“That’s difficult to say one way or the other. I believe that a story, whether it be a prequel or sequel, must be one that a movie viewer would like to see over and over again. Therefore, it should not be too difficult for the non-Trek fans to follow. Case in point : Star Trek IV: The Voyage Home . That was a movie that utilized the original series’ cast, yet all the fans needed to know was that if Kirk and company weren’t able to get those whales back to Earth, everything would be lost. But most of all, it was a pure adventure that entertained.”
Having worked on two DS9 episodes one of which ‘Little Green Men’ has become a firm fan favourite, would you say that a movie of DS9 or perhaps a movie comprising of characters from all 24th century trek shows would work, and , if you were to be writing it , where do you think you would start . Which characters from other Trek shows would you as the writer want to pair off?
“Very difficult, very difficult to answer. Too many characters might prove to be too overwhelming to the average viewer. With too many players, the viewer might get confused or just decide not to watch it all together. But again, give the fans a good story and it wouldn’t matter if you have two or ten major characters.”
What projects do you currently have in the works, and how has life been for you after your DS9 experience?
“I have written my first article for the Star Trek Communicator magazine (although I am listed as Gary Trevino, not Jack Trevino – an oversight that the editor assures me he will correct in the next issue) . The article can be found in issue #154, with Brent Spiner on the cover. It’s entitled, “Futures Past” and it covers a fan-based effort called Star Trek: New Voyages.
“The producer’s mission is to bring all new adventures involving Captain Kirk & crew to the screen, or in this case, your computer screen. I suppose their mission began back in 1969, when to the dismay of its legions of fans, Star Trek’s five year mission was prematurely cut short. In its last episode, “Turnabout Intruder,” Captain Kirk walks off saying these cryptic words, “If only…..if only.”

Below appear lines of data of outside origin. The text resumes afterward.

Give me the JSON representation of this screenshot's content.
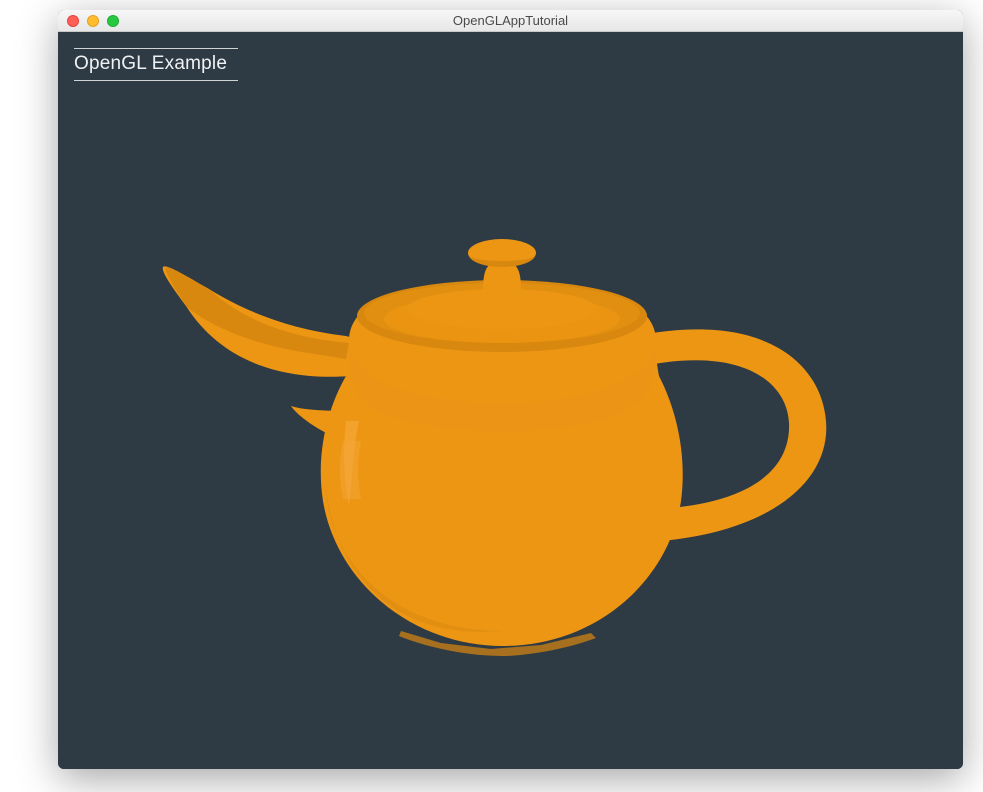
{
  "window": {
    "title": "OpenGLAppTutorial"
  },
  "panel": {
    "title": "OpenGL Example"
  },
  "traffic_lights": {
    "close": "close",
    "minimize": "minimize",
    "maximize": "maximize"
  },
  "render": {
    "object": "teapot",
    "colors": {
      "background": "#2f3b44",
      "base": "#ed9614",
      "shade_dark": "#d8880e",
      "shade_mid": "#e7921a",
      "highlight": "#f4a637"
    }
  }
}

Since that night, many fans of the original series have expanded upon that question, “If only… if only the five year mission would have continued, what fantastic adventures might we have seen?”
“Questions like these had been bouncing around in the minds of producers James Cawley and Jack Marshall when they finally decided to end the speculation and bring New Voyages to the screen. They have two episodes already produced, “Come What May,” and, “In Harm’s Way.” I have the distinct honour to be co-writing the third episode, along with another Star Trek writer, Mr. Ethan Calk (DS9′s Visionary & Children of Time). I hope everyone will pick up a copy of the Communicator, read the article, then go to their website. It can be found at www.newvoyages.com . The effort is non-profit and all of us involved volunteer our services – all for the love of Trek – and that’s a pretty good reason, don’t you think?
“Co-writing the DS9 stories has given me the opportunity to meet so many wonderful and gifted people in the world of Trek. I consider all the people associated with New Voyages to be in the same category as those in the television and movie industry and, in case you couldn’t tell, I am extremely excited to be part of this historic series.
“It is my understanding that New Voyages will have a table at this year’s Grand Slam Convention in Pasadena, California on March 11 – 13, 2005. If you are able to attend, please look for us as I’m sure Jack Marshall and James Cawley want to meet as many fans as possible and introduce you to their exciting series.
Thanks for allowing me the opportunity to answer these fascinating questions.”
Sci Fi Pulse would like to thank Jack Trevino for taking time out of his busy schedule to answer my questions.
By Ian M. Cullen